IPOPH partners with Pharma Security amid surge of fake medicines
The Intellectual Property Office of the Philippines (IPOPHL) has signed a memorandum of understanding (MOU) with the Pharmaceutical Security Institute (PSI) to combat the increase of counterfeit medicines and pharmaceutical products in the market.
“This synergy with PSI will help us better protect the value of IP that is meant for our country’s economic gain and, of course, protect our consumers, especially where fake products involved can harm health and cost a life,” IPOPHL Director General Rowel S. Barba said at the virtual signing of the MOU last Nov. 18.
The PSI is a non-profit, membership organization dedicated to sharing information on the counterfeiting of pharmaceuticals and initiating enforcement actions through the appropriate authorities.
The MOU will provide the framework for the capacity building, awareness and exchange of information relevant to curb the sale, supply and consumption of counterfeit medicines and pharmaceutical products.
The partnership was sealed to address the challenge of delivering safe medicines and ensuring integrity across the pharmaceutical supply chain.
The MOU noted that this challenge is raising greater concern today, hence, “the need for enhanced cooperation between pharmaceutical industries and government agencies overseeing intellectual property (IP) has become more urgent.”
PSI President and CEO Todd Ratcliffe expressed appreciation for IPOPHL’s efforts in creating their new partnership, emphasizing the urgent need for international-scale collaborations.
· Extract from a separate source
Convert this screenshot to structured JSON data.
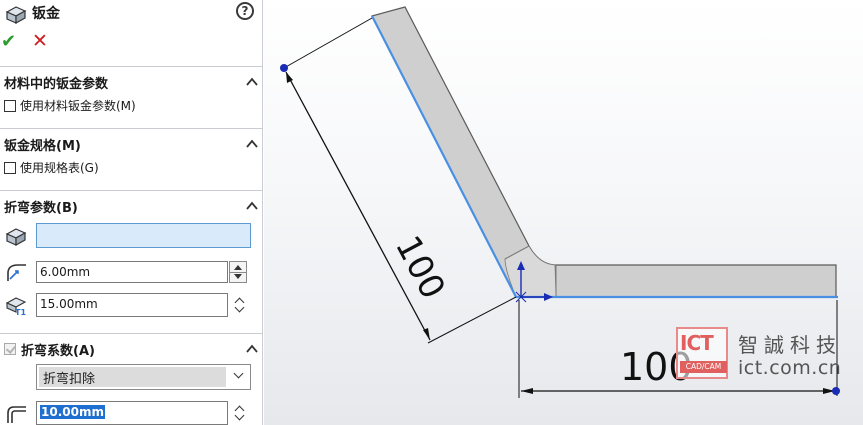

This, amid global challenges of underfunded investigative groups on counterfeiting and the low prioritization of such cases in other enforcement authorities despite its grave threat to public health and safety.
Ratcliffe warned that counterfeiting has been seeing “a drastic shift” in the past six years from lifestyle drugs, like weight loss steroids, to life saving drugs, such as cancer medications, where more profit can be made.
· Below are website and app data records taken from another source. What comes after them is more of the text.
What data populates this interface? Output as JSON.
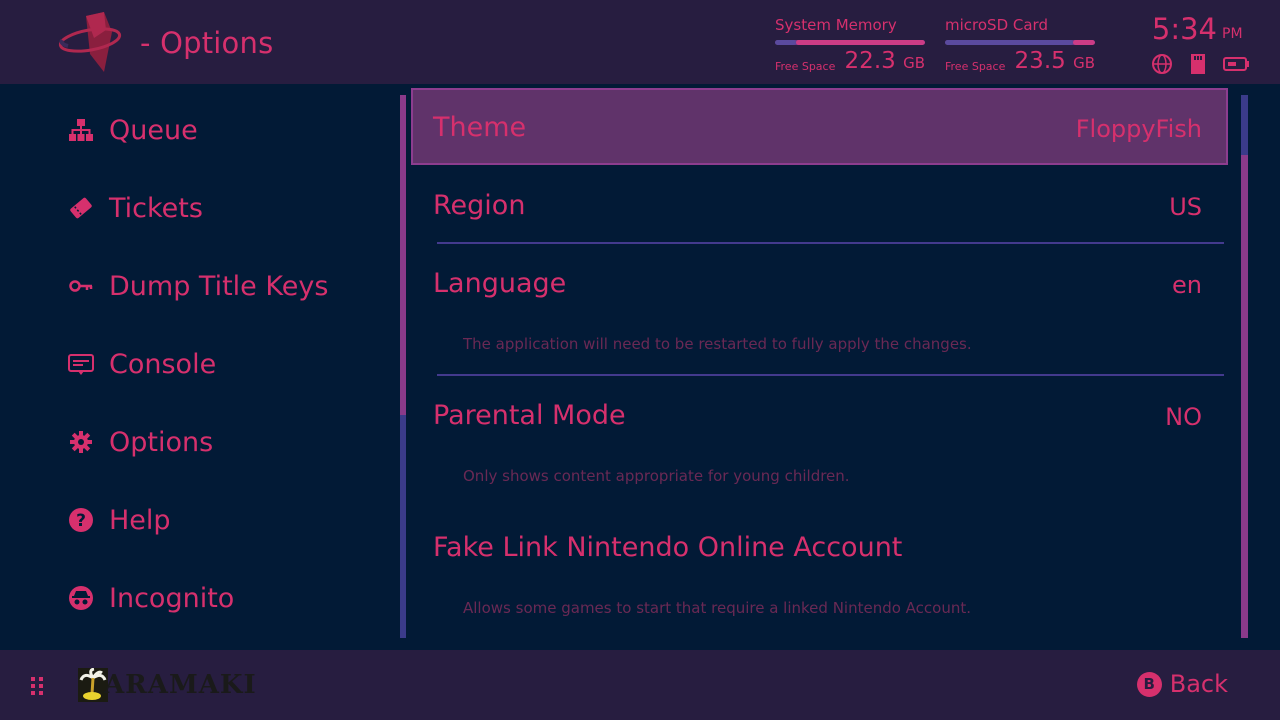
{
  "header": {
    "title": "- Options",
    "storage": [
      {
        "label": "System Memory",
        "free_label": "Free Space",
        "free_value": "22.3",
        "unit": "GB",
        "used_fraction": 0.14
      },
      {
        "label": "microSD Card",
        "free_label": "Free Space",
        "free_value": "23.5",
        "unit": "GB",
        "used_fraction": 0.85
      }
    ],
    "clock": {
      "time": "5:34",
      "ampm": "PM"
    },
    "status_icons": [
      "globe-icon",
      "sd-card-icon",
      "battery-icon"
    ]
  },
  "sidebar": {
    "items": [
      {
        "label": "Queue",
        "icon": "sitemap-icon"
      },
      {
        "label": "Tickets",
        "icon": "ticket-icon"
      },
      {
        "label": "Dump Title Keys",
        "icon": "key-icon"
      },
      {
        "label": "Console",
        "icon": "console-icon"
      },
      {
        "label": "Options",
        "icon": "gear-icon"
      },
      {
        "label": "Help",
        "icon": "help-icon"
      },
      {
        "label": "Incognito",
        "icon": "incognito-icon"
      }
    ]
  },
  "options": [
    {
      "label": "Theme",
      "value": "FloppyFish",
      "selected": true
    },
    {
      "label": "Region",
      "value": "US"
    },
    {
      "label": "Language",
      "value": "en",
      "description": "The application will need to be restarted to fully apply the changes."
    },
    {
      "label": "Parental Mode",
      "value": "NO",
      "description": "Only shows content appropriate for young children."
    },
    {
      "label": "Fake Link Nintendo Online Account",
      "value": "",
      "description": "Allows some games to start that require a linked Nintendo Account."
    }
  ],
  "footer": {
    "brand": "ARAMAKI",
    "back_button": "B",
    "back_label": "Back"
  },
  "colors": {
    "accent": "#d6306d",
    "background": "#021a36",
    "bar": "#271d40",
    "selected_row": "#60336a"
  }
}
PSI touted its “vast intelligence base of bad actors,” a collection from its over 20 years of work, as its biggest contribution to its collaboration with IPOPHL.
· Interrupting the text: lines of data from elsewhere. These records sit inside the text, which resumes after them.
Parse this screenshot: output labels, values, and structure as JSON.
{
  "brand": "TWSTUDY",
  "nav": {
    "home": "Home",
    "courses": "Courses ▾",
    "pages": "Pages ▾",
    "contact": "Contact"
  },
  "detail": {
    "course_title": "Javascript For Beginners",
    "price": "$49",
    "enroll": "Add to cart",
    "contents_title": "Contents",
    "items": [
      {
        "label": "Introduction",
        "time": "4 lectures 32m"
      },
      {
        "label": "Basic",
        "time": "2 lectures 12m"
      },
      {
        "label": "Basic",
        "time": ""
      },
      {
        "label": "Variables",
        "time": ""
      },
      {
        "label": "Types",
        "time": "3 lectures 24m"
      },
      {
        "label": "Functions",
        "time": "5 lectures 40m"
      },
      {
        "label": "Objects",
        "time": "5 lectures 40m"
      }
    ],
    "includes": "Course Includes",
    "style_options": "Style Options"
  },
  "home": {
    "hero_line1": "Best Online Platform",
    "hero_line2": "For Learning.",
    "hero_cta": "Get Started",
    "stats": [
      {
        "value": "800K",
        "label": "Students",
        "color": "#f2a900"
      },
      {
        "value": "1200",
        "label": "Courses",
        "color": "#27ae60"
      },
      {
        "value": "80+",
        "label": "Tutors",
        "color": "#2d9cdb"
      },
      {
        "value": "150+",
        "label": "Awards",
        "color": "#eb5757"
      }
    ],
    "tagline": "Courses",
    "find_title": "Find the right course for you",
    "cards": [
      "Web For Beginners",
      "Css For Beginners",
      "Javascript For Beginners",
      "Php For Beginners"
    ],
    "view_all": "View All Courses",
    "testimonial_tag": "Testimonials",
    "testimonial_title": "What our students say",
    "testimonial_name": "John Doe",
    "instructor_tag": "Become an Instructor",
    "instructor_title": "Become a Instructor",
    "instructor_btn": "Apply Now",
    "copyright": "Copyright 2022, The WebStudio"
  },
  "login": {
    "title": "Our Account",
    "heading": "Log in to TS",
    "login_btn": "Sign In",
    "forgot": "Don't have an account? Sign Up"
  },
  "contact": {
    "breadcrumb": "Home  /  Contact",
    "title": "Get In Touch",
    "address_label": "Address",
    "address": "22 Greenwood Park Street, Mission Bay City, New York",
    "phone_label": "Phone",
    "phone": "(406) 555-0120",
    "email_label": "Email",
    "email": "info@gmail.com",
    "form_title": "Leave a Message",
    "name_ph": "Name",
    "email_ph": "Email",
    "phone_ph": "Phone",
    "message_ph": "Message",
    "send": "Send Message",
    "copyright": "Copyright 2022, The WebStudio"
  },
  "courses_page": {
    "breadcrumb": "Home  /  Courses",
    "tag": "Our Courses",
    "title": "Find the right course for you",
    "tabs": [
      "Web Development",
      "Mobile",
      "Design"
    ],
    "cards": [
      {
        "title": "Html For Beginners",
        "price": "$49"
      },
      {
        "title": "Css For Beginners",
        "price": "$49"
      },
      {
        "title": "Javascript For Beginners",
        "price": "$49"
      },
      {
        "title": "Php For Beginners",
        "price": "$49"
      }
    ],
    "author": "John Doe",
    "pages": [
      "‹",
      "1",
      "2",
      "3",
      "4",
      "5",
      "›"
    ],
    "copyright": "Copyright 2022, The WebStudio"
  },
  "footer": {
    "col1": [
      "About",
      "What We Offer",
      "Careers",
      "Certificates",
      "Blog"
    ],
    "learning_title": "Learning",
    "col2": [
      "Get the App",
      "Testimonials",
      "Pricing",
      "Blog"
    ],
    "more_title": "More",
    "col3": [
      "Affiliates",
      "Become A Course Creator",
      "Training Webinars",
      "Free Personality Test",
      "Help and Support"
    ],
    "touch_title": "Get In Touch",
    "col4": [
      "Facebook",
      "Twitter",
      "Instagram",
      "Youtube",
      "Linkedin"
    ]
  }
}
“We encourage our members to call us at the very beginning of a case to see if we know something [and] 50% of the time, we have a positive fit on our database,” Ratcliffe said.
He noted that all PSI members are required to share information to cooperate with law enforcement regulators and help protect public health.
With 37 pharmaceutical manufacturer-members from various countries, the Virginia-based PSI runs representative offices in Miami, Florida, Singapore and Stockholm.
Preliminary data from the IPOPHL-led National Committee on IP Rights show that pharmaceutical and personal care products totaled P29.04 million from January to July this year from P1.46 million in the comparable period in 2020.
In May 2021 alone, the International Criminal Police Organization seized $23 million worth of counterfeit and illicit medicines and medical products, with unauthorized COVID-19 testing kits accounting for more than half.